Activity: Reproduce the data shown below exactly.

[Web page and app entries]
▬▬▬▬▬▬

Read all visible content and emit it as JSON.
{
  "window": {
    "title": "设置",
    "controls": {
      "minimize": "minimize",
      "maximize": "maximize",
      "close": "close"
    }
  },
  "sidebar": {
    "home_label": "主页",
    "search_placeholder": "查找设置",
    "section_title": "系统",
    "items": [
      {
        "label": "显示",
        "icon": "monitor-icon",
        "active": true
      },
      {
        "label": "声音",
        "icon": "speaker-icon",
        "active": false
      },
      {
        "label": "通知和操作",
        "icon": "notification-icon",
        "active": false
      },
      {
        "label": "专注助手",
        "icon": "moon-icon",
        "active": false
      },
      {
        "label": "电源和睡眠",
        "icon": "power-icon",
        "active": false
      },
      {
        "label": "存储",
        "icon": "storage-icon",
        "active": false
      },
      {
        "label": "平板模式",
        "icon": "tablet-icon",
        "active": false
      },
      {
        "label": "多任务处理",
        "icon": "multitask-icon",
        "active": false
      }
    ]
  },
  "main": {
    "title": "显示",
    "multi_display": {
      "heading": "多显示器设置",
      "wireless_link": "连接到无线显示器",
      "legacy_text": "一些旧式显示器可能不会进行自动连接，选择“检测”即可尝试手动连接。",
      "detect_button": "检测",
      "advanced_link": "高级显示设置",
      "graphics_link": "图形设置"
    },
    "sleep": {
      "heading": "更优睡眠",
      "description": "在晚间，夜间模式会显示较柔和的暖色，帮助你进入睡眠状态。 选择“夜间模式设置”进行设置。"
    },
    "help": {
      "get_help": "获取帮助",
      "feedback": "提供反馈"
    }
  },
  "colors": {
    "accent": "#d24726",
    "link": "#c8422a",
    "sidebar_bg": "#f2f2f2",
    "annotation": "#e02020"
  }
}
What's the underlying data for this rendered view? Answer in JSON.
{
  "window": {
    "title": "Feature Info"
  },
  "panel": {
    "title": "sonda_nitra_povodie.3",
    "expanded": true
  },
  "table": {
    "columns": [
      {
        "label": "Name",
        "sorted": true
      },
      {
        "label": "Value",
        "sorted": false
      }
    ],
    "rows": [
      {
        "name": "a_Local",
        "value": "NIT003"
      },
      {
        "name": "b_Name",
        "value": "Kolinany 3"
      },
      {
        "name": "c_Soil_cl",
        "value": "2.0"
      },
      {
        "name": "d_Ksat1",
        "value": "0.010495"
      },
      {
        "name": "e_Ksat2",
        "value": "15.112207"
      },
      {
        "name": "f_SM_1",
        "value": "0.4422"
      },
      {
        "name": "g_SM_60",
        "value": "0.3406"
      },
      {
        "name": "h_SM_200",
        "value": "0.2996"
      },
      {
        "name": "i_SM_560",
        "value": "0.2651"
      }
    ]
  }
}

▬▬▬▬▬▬

Expected answer:
Read all visible content and emit it as JSON.
{
  "window": {
    "title": "设置",
    "controls": {
      "minimize": "minimize",
      "maximize": "maximize",
      "close": "close"
    }
  },
  "sidebar": {
    "home_label": "主页",
    "search_placeholder": "查找设置",
    "section_title": "系统",
    "items": [
      {
        "label": "显示",
        "icon": "monitor-icon",
        "active": true
      },
      {
        "label": "声音",
        "icon": "speaker-icon",
        "active": false
      },
      {
        "label": "通知和操作",
        "icon": "notification-icon",
        "active": false
      },
      {
        "label": "专注助手",
        "icon": "moon-icon",
        "active": false
      },
      {
        "label": "电源和睡眠",
        "icon": "power-icon",
        "active": false
      },
      {
        "label": "存储",
        "icon": "storage-icon",
        "active": false
      },
      {
        "label": "平板模式",
        "icon": "tablet-icon",
        "active": false
      },
      {
        "label": "多任务处理",
        "icon": "multitask-icon",
        "active": false
      }
    ]
  },
  "main": {
    "title": "显示",
    "multi_display": {
      "heading": "多显示器设置",
      "wireless_link": "连接到无线显示器",
      "legacy_text": "一些旧式显示器可能不会进行自动连接，选择“检测”即可尝试手动连接。",
      "detect_button": "检测",
      "advanced_link": "高级显示设置",
      "graphics_link": "图形设置"
    },
    "sleep": {
      "heading": "更优睡眠",
      "description": "在晚间，夜间模式会显示较柔和的暖色，帮助你进入睡眠状态。 选择“夜间模式设置”进行设置。"
    },
    "help": {
      "get_help": "获取帮助",
      "feedback": "提供反馈"
    }
  },
  "colors": {
    "accent": "#d24726",
    "link": "#c8422a",
    "sidebar_bg": "#f2f2f2",
    "annotation": "#e02020"
  }
}
What's the underlying data for this rendered view? Answer in JSON.
{
  "window": {
    "title": "Feature Info"
  },
  "panel": {
    "title": "sonda_nitra_povodie.3",
    "expanded": true
  },
  "table": {
    "columns": [
      {
        "label": "Name",
        "sorted": true
      },
      {
        "label": "Value",
        "sorted": false
      }
    ],
    "rows": [
      {
        "name": "a_Local",
        "value": "NIT003"
      },
      {
        "name": "b_Name",
        "value": "Kolinany 3"
      },
      {
        "name": "c_Soil_cl",
        "value": "2.0"
      },
      {
        "name": "d_Ksat1",
        "value": "0.010495"
      },
      {
        "name": "e_Ksat2",
        "value": "15.112207"
      },
      {
        "name": "f_SM_1",
        "value": "0.4422"
      },
      {
        "name": "g_SM_60",
        "value": "0.3406"
      },
      {
        "name": "h_SM_200",
        "value": "0.2996"
      },
      {
        "name": "i_SM_560",
        "value": "0.2651"
      }
    ]
  }
}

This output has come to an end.